While I am not at this point dropping the idea of @decorator(expression) targetname
a thought occurred to me yesterday after discussing targetname as a string in
assignments (and I appreciate the continued discussion in a new thread but
this is a new counter proposal so keeping it here).
There is at least one other place where python saves us from retyping the lhs
in an assignment statement: augmented assignment. It is not being used as a
string, true, and it's much more difficult to introduce a subtle bug by mis-typing
the name if one were to use the standard operator instead.
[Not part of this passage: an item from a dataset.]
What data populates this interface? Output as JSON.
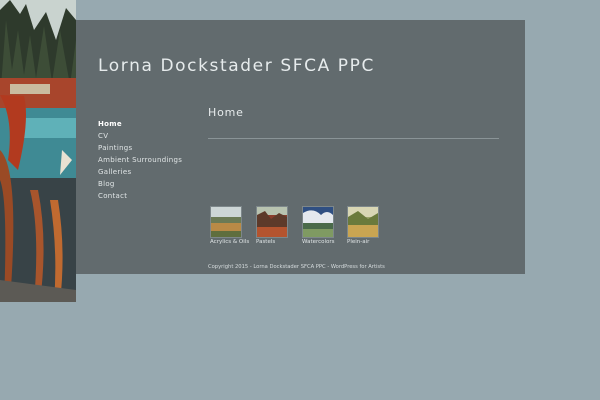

But we still have
augmented assignment for all operators IMO because programmers are
productively lazy and came up with a way to not retype their variable.

What if, instead of adding a new magic symbol to the assignment
statement (statements? still not sure which ones are supported in the
counter proposal) we add a new assignment operator and corresponding
dunder method that would perform the real operation behind the syntactic

For now I propose the operator "<==" and dunder "__assign__". Both
very bikeshedable, but allows us to draw some examples

RED <== str

would become

RED = str.__assign__("RED")
# or is this how it's actually done? don't remember
# RED = type(str).__assign__(str, "RED")

where str now has the method

def __assign__(cls, assignment_name):
    return assignment_name

Following the example of augmented assignment, both of these would
be SyntaxErrors:

spam = eggs <== str
spam, eggs <== str

Although there is probably a way to make the second one work, that
can be experimented with in a reference implementation or saved for
a later PEP.

Some more of my original examples with the new operator:

Point <== namedtuple("x y z")

UUIDType: str <== NewType

Colors <== Enum("RED GREEN BLUE")

class Colors(Enum):
    RED <== str
    GREEN <== str
    BLUE< == str

It would also be possible to reuse a factory, similar to the way a
decorator that takes arguments first creates a sort of closure and
is then that is passed the function object in a subsequent call.

SPAM_DB <== get_sql_db(pass=_secret, user=user)

would be the same as

SPAM_DB = get_sql_db(pass=_secret, user=user).__assign__("SPAM_DB")
TABLE1 = SPAM_DB.__assign__("TABLE1")
TABLE2 = SPAM_DB.__assign__("TABLE2")